With that little bit of news, hearts melted, jaws dropped, and
determination was on everyone's minds. It was then that radios
cackled, towers keyed in, and the name "Sonny" could be heard as
far south as Englehart! This dog HAD to be found. The family
returned to Cochrane and then to Toronto, hanging on to what
little hope they had of Sonny returning alive. To be honest, he
was a house pet in the Northern wilderness. The odds of living
were stacked against him.
It was a quiet week. There was no sign of Sonny anywhere along
the tracks in the Otter Rapids area. Did he starve to death? Was
he eaten alive by wolves? The possibilities of finding Sonny
were bleak. Until a little after that week. Section Crews and
Running Crews were spotting Sonny. The poor little guy was
totally panicked and would run away whenever one of the
employees would attempt to capture him. All in all, Sonny was
being spotted in different areas as far north as Mile 100 to as
far south as Mile 80. He was still alive!
For the next two weeks, everyone along the rails was trying to
figure out a way to get Sonny back. Whether it be dumping mounds
of food along the tracks, which would attract a whole lot more
than a lost dog, or have some of the kid's clothing shipped up
and left along the tracks to attract Sonny to a familiar scent.
At which point, he could be captured and assured that he had
nothing to fear and was going home.
As July closed and August began, everyone was keeping an eye for
Sonny, but still had no real way of capturing him. Until one
special Excursion trip with 2 big dog lovers on the head end,
E.S.B.'s Peter Smith and Jeff Glinski. It was your typical
northbound Polar Bear Express trip. Our train thunders into Mile
80. The second Engineman spots Sonny along the tracks. He steps
out on the catwalk of the now slowed train and proceeds to call
Sonny with no success. Sonny is freaked and continues to run up
the tracks. The second Engineman bails off and begins chasing
Sonny on foot. This goes on steadily (the second Engineman
chasing Sonny, while the Polar Bear slowly brings up the rear)
up the tracks to Mile 82.
It was then the train's Conductor, Denis Morin begins to help
out, and the plan of attack is fully laid out in order to
It could almost be a play out of an NFL playbook as 423's
Conductor sneaks around through the bushes to get ahead of
Sonny. Once in position, the Second Engineman takes off running
after Sonny, chasing him right into the awaiting arms of the
Conductor. Sonny was caught!
Our little dog was pretty much pampered for the rest of the
trip, sharing the cab of the lead unit with our two Enginemen
(because of the "No Pets" rule), while having some very well
deserved snacks courtesy of the Dining Cars Staff. This was when
RTC was contacted that Sonny was found alive and well, and in
the safe company of the Excursion Crew.
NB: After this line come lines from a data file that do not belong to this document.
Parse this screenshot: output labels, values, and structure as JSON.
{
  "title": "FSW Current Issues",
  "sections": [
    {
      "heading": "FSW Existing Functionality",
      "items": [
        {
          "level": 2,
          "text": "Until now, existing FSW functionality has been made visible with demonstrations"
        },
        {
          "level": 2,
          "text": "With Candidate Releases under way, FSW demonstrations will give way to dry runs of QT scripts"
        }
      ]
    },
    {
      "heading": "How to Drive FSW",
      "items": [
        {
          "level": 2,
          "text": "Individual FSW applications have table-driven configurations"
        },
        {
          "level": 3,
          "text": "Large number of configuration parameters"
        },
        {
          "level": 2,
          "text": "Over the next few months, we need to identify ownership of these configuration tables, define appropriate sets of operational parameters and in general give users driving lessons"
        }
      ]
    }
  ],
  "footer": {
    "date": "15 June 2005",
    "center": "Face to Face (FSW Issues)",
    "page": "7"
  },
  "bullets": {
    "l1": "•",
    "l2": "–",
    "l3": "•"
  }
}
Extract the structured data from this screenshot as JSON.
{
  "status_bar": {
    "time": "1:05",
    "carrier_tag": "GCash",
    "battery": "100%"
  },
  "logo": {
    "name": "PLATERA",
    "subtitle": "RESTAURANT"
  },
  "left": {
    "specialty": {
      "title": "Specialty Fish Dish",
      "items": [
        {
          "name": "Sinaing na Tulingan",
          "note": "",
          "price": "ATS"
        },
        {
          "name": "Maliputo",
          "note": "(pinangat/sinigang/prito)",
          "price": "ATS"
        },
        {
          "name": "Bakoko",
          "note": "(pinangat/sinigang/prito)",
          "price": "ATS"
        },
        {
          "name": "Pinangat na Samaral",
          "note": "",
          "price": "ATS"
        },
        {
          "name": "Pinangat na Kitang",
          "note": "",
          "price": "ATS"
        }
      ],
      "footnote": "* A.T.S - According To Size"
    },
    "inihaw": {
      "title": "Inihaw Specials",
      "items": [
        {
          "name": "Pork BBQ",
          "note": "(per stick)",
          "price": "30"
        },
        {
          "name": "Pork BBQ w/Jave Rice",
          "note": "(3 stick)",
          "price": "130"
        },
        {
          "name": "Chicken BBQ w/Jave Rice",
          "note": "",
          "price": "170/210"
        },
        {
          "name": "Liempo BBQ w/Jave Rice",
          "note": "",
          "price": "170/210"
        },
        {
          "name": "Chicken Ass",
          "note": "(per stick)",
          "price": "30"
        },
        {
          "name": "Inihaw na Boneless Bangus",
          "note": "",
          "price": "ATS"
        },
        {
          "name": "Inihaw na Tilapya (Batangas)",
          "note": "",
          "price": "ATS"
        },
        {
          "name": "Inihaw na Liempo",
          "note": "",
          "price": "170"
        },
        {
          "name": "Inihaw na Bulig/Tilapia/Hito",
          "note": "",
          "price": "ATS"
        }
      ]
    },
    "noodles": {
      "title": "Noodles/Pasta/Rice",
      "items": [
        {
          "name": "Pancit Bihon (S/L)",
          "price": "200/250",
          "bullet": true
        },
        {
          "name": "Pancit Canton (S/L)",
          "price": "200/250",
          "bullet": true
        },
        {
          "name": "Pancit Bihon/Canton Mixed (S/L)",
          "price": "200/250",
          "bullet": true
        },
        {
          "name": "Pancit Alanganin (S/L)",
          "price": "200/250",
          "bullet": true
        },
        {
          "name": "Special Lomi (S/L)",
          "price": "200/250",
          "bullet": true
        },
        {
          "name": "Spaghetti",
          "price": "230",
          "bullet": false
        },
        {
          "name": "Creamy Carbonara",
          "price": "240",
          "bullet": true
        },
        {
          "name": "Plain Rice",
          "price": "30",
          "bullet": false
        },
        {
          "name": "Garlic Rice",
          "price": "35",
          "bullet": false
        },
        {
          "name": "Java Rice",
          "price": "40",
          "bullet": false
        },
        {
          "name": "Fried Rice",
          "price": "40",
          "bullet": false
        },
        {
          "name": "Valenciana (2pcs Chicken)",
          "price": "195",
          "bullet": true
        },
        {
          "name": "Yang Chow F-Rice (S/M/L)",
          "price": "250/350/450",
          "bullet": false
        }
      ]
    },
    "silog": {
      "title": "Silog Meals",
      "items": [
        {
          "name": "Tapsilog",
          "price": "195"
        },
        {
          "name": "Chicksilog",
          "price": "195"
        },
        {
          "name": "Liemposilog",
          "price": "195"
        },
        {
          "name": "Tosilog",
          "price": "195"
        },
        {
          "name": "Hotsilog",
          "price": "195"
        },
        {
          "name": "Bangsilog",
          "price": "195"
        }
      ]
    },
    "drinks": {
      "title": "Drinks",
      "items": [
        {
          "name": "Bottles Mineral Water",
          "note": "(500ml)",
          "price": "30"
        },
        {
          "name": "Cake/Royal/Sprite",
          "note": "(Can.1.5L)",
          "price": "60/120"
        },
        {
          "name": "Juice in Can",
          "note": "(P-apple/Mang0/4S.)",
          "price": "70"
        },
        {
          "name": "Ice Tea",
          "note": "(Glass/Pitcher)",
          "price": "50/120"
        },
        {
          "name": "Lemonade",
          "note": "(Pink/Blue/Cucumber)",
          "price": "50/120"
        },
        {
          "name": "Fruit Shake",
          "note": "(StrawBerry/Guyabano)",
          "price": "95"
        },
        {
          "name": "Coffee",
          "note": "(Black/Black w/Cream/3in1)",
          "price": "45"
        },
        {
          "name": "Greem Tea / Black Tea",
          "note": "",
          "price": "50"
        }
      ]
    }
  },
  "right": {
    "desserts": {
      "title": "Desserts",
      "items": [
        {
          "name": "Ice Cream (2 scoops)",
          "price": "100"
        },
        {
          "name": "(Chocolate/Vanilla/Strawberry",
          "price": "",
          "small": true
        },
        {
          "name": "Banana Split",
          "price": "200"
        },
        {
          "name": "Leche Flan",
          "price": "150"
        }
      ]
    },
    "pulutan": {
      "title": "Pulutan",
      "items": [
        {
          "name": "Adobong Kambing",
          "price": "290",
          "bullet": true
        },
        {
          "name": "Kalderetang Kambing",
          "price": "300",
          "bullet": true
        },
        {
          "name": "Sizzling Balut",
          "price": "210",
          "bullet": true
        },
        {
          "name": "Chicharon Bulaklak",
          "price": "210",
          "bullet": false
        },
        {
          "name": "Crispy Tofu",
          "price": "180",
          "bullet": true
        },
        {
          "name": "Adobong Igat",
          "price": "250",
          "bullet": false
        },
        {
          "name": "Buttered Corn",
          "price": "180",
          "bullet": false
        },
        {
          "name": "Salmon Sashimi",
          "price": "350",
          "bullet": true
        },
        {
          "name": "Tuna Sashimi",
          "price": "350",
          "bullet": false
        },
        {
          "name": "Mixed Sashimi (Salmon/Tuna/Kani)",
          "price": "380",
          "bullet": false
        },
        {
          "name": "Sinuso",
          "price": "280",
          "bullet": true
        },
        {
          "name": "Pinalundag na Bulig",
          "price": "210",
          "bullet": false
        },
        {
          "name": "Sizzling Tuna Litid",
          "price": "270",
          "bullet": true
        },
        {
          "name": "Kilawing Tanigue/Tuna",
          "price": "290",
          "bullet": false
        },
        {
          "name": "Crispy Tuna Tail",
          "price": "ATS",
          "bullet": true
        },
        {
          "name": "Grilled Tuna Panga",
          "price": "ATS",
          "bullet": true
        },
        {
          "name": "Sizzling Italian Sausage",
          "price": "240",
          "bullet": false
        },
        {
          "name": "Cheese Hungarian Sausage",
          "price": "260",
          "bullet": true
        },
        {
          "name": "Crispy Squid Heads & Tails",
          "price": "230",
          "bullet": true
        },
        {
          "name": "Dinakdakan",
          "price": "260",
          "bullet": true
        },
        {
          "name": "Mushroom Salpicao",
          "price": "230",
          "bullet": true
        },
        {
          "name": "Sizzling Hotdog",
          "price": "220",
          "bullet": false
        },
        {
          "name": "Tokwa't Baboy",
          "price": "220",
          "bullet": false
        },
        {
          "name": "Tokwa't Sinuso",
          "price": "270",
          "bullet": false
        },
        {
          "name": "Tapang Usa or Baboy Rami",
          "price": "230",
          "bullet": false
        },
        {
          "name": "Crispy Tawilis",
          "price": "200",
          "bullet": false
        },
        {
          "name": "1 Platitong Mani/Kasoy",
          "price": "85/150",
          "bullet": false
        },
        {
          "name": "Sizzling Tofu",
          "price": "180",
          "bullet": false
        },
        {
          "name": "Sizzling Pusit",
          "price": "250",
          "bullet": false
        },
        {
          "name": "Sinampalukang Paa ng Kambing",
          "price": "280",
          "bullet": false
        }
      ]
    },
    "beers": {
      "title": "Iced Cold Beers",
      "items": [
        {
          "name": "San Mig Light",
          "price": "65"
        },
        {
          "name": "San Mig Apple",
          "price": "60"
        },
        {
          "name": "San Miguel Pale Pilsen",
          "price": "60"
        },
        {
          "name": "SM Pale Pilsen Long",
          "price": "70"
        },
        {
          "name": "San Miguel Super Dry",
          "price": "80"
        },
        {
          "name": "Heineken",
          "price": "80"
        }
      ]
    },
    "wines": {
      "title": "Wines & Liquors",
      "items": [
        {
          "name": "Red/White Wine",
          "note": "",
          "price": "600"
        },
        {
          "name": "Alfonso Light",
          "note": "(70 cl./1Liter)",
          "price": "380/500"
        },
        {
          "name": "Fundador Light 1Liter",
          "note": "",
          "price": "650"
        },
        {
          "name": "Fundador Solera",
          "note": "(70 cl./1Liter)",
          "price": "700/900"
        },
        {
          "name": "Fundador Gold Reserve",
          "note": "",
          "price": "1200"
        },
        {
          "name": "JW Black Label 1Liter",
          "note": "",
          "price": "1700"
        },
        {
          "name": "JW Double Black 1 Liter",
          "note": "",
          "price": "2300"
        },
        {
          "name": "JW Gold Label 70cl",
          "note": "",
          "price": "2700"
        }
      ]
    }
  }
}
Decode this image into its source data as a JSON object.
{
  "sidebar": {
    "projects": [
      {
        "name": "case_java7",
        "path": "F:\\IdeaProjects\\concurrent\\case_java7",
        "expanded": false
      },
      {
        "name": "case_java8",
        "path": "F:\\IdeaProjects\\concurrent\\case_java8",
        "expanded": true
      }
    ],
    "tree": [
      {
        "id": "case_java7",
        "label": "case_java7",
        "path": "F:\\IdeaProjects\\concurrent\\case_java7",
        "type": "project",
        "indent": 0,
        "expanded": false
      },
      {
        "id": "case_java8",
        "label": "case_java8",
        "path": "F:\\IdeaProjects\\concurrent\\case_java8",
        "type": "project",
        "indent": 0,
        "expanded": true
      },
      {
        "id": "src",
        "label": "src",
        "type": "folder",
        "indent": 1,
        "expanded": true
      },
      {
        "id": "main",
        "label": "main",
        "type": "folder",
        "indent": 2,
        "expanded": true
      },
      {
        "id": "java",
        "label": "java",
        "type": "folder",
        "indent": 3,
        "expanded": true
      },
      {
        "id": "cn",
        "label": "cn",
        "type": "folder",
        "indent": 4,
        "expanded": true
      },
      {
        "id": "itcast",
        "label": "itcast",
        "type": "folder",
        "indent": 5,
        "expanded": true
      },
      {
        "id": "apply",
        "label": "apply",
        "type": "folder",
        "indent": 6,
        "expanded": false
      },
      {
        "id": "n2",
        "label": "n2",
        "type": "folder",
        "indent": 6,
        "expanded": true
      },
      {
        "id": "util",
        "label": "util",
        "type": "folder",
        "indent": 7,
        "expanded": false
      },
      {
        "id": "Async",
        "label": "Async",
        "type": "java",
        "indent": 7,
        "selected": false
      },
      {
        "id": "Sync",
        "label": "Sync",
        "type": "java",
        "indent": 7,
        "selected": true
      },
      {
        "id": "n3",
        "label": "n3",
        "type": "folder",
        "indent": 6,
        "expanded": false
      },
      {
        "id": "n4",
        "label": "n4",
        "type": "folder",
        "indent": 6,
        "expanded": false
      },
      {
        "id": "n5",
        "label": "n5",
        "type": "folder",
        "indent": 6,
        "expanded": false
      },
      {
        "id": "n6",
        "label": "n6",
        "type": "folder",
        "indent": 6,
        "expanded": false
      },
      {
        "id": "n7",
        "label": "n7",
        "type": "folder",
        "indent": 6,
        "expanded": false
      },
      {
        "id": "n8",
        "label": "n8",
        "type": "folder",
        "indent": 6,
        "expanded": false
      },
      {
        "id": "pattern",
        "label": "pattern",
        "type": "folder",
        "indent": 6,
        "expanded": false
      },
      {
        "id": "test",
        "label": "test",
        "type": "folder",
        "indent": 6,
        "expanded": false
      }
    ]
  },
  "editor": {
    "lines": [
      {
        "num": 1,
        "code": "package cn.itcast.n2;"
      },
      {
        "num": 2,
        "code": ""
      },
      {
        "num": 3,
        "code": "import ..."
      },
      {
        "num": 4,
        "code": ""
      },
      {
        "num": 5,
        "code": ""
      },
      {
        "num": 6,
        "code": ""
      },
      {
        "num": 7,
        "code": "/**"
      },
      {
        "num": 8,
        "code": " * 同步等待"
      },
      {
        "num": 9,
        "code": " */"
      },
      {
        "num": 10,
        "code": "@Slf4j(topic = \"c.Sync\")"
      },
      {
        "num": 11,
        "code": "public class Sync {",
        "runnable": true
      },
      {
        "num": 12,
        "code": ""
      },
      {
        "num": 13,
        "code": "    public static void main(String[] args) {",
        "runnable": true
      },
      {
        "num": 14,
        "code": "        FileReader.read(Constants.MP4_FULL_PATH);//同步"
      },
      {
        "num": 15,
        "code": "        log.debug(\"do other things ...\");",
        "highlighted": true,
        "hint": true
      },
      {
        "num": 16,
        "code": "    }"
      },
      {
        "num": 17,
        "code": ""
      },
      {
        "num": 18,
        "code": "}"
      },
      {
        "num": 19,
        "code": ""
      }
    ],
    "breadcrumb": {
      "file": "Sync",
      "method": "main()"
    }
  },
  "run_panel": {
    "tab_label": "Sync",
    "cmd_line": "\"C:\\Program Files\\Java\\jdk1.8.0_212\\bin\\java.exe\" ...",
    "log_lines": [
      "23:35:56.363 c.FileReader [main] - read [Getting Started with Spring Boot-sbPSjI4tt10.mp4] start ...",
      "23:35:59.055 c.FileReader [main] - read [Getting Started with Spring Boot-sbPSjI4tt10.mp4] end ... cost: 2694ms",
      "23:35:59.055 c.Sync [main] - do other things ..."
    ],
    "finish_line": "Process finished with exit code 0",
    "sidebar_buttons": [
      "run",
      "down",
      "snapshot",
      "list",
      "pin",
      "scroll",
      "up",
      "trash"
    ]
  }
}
The call was made to
Sonny's loving family in Toronto, who immediately piled in the
car and drove the 8 hour trip to Cochrane, arriving at the
station at 2200 that August evening.
While Sonny visited the Running Crew Bunkhouse during the
Excursion's layover at Moosonee, he was treated to more food and
a very much needed bath. The northbound Little Bear rolled in to
Moosonee that evening, greeted by an awfully cute sight of Sonny
sitting on the lap of the Excursion Engineman Jeff, as the
southbound Polar Bear readied to depart.
The Excursion rolls in to Cochrane about 20 minutes late that
evening with a pretty full crowd. The hustle and bustle of
Cochrane Station didn't last very long, and as the crowd
cleared, all that was left was Sonny, his family, and us. It was
hard to keep the tears in as one of the young daughters shouts,
"Sonny!". Sonny's ear perked up, and that little pooch took off
to greet his family leaping into the arms of their father. We
were speechless as I captured this photo of the reunion.
It was one of the most emotional events that I, and everyone
else there have witnessed in a very long time, and I consider
myself a very lucky person to have been present for the special
event. This is one of those stories that will be echoed through
generations of people who will come and go from this 186 mile
Subdivision. This is a story with a happy ending that could only
be made possible through the hard work of a pile of ONR people,
who took it upon themselves to make sure Sonny was saved. To
those people, I Salute You.